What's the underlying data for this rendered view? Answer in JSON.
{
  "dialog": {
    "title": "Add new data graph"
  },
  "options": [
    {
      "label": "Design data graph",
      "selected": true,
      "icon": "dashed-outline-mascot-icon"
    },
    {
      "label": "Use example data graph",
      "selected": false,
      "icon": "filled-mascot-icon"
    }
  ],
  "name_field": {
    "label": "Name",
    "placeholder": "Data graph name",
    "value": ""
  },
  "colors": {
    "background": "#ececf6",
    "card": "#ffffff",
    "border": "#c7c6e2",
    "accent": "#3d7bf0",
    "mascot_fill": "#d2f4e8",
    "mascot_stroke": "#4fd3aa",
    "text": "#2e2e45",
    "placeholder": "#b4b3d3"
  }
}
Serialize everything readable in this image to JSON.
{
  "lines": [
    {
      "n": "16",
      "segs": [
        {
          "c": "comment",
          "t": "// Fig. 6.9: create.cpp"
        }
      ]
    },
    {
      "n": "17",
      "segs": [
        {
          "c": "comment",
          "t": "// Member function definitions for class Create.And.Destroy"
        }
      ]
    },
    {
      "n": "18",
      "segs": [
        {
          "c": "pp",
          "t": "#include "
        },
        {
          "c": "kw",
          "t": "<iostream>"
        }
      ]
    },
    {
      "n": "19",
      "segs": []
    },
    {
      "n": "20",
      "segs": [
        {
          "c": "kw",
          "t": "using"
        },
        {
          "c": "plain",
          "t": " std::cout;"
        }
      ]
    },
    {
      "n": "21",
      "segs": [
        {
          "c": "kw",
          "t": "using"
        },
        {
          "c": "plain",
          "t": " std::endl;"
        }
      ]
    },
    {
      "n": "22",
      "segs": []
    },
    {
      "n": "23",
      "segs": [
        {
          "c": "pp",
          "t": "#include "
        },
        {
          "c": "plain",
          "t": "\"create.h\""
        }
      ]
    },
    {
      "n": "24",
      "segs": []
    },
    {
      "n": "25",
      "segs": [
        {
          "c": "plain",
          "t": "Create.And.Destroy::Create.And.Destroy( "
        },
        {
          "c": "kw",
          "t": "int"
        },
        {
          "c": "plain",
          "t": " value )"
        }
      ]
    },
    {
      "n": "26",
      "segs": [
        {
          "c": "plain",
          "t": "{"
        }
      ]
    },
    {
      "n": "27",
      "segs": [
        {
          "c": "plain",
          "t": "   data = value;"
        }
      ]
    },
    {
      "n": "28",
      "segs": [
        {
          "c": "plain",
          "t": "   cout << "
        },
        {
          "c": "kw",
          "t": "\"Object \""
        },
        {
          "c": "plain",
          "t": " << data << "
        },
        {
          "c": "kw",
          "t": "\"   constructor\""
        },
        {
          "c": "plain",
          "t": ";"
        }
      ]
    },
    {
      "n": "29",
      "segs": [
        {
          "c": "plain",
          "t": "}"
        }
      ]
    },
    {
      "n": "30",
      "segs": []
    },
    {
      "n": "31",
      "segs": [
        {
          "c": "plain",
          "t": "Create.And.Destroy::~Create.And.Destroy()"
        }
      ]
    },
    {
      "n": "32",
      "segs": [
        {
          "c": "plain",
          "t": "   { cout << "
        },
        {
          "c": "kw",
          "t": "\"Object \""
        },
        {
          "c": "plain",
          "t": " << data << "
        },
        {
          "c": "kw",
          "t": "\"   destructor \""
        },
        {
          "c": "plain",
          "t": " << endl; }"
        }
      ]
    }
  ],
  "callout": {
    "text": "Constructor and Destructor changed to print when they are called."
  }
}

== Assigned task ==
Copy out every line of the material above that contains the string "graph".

== Exercise answer ==
    "title": "Add new data graph"
      "label": "Design data graph",
      "label": "Use example data graph",
    "placeholder": "Data graph name",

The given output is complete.